▼▼▼

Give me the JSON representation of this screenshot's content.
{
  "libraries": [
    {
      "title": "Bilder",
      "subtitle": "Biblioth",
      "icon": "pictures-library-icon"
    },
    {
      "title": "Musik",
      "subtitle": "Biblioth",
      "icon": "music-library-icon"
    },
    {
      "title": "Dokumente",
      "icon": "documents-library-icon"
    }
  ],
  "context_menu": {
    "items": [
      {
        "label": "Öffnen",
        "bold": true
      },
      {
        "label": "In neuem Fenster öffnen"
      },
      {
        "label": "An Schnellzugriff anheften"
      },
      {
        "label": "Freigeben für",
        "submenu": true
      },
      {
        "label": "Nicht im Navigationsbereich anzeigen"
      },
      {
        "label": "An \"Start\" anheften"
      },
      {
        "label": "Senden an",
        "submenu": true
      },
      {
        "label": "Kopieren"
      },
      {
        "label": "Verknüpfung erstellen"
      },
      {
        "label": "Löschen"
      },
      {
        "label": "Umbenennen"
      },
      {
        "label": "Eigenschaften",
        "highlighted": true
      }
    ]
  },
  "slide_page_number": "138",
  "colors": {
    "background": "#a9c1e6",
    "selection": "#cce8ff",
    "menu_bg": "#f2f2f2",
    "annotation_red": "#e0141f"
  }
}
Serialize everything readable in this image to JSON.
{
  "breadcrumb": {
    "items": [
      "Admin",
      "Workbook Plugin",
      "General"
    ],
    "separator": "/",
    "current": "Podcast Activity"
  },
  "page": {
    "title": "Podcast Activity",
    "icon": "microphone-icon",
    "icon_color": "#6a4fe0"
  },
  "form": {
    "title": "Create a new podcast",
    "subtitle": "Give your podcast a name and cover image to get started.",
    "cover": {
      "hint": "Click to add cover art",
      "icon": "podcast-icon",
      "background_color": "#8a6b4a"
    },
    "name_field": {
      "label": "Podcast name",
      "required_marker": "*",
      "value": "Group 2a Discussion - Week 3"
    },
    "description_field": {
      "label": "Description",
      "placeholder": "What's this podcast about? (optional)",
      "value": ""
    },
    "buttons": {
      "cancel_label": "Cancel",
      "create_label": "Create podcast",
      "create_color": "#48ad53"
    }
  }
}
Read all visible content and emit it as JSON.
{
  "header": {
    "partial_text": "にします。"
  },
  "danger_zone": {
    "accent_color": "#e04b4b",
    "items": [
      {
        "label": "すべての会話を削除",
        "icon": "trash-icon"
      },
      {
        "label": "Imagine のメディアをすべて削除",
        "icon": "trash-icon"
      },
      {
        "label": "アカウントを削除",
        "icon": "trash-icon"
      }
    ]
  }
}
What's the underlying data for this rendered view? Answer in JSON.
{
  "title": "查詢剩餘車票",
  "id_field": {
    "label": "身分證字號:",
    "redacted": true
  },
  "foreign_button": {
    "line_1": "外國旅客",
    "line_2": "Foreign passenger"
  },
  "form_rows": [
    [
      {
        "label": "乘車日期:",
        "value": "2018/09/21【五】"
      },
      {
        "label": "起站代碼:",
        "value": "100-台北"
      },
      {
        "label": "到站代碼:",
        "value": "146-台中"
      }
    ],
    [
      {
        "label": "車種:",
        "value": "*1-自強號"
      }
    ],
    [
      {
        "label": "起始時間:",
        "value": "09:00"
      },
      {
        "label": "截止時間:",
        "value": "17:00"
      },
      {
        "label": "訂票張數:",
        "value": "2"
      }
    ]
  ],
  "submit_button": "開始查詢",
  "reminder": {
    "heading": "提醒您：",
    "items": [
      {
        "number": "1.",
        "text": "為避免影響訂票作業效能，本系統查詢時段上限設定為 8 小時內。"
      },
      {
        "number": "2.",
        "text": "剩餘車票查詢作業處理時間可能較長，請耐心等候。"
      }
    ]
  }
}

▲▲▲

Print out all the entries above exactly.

## WRITTEN ANSWER
Give me the JSON representation of this screenshot's content.
{
  "libraries": [
    {
      "title": "Bilder",
      "subtitle": "Biblioth",
      "icon": "pictures-library-icon"
    },
    {
      "title": "Musik",
      "subtitle": "Biblioth",
      "icon": "music-library-icon"
    },
    {
      "title": "Dokumente",
      "icon": "documents-library-icon"
    }
  ],
  "context_menu": {
    "items": [
      {
        "label": "Öffnen",
        "bold": true
      },
      {
        "label": "In neuem Fenster öffnen"
      },
      {
        "label": "An Schnellzugriff anheften"
      },
      {
        "label": "Freigeben für",
        "submenu": true
      },
      {
        "label": "Nicht im Navigationsbereich anzeigen"
      },
      {
        "label": "An \"Start\" anheften"
      },
      {
        "label": "Senden an",
        "submenu": true
      },
      {
        "label": "Kopieren"
      },
      {
        "label": "Verknüpfung erstellen"
      },
      {
        "label": "Löschen"
      },
      {
        "label": "Umbenennen"
      },
      {
        "label": "Eigenschaften",
        "highlighted": true
      }
    ]
  },
  "slide_page_number": "138",
  "colors": {
    "background": "#a9c1e6",
    "selection": "#cce8ff",
    "menu_bg": "#f2f2f2",
    "annotation_red": "#e0141f"
  }
}
Serialize everything readable in this image to JSON.
{
  "breadcrumb": {
    "items": [
      "Admin",
      "Workbook Plugin",
      "General"
    ],
    "separator": "/",
    "current": "Podcast Activity"
  },
  "page": {
    "title": "Podcast Activity",
    "icon": "microphone-icon",
    "icon_color": "#6a4fe0"
  },
  "form": {
    "title": "Create a new podcast",
    "subtitle": "Give your podcast a name and cover image to get started.",
    "cover": {
      "hint": "Click to add cover art",
      "icon": "podcast-icon",
      "background_color": "#8a6b4a"
    },
    "name_field": {
      "label": "Podcast name",
      "required_marker": "*",
      "value": "Group 2a Discussion - Week 3"
    },
    "description_field": {
      "label": "Description",
      "placeholder": "What's this podcast about? (optional)",
      "value": ""
    },
    "buttons": {
      "cancel_label": "Cancel",
      "create_label": "Create podcast",
      "create_color": "#48ad53"
    }
  }
}
Read all visible content and emit it as JSON.
{
  "header": {
    "partial_text": "にします。"
  },
  "danger_zone": {
    "accent_color": "#e04b4b",
    "items": [
      {
        "label": "すべての会話を削除",
        "icon": "trash-icon"
      },
      {
        "label": "Imagine のメディアをすべて削除",
        "icon": "trash-icon"
      },
      {
        "label": "アカウントを削除",
        "icon": "trash-icon"
      }
    ]
  }
}
What's the underlying data for this rendered view? Answer in JSON.
{
  "title": "查詢剩餘車票",
  "id_field": {
    "label": "身分證字號:",
    "redacted": true
  },
  "foreign_button": {
    "line_1": "外國旅客",
    "line_2": "Foreign passenger"
  },
  "form_rows": [
    [
      {
        "label": "乘車日期:",
        "value": "2018/09/21【五】"
      },
      {
        "label": "起站代碼:",
        "value": "100-台北"
      },
      {
        "label": "到站代碼:",
        "value": "146-台中"
      }
    ],
    [
      {
        "label": "車種:",
        "value": "*1-自強號"
      }
    ],
    [
      {
        "label": "起始時間:",
        "value": "09:00"
      },
      {
        "label": "截止時間:",
        "value": "17:00"
      },
      {
        "label": "訂票張數:",
        "value": "2"
      }
    ]
  ],
  "submit_button": "開始查詢",
  "reminder": {
    "heading": "提醒您：",
    "items": [
      {
        "number": "1.",
        "text": "為避免影響訂票作業效能，本系統查詢時段上限設定為 8 小時內。"
      },
      {
        "number": "2.",
        "text": "剩餘車票查詢作業處理時間可能較長，請耐心等候。"
      }
    ]
  }
}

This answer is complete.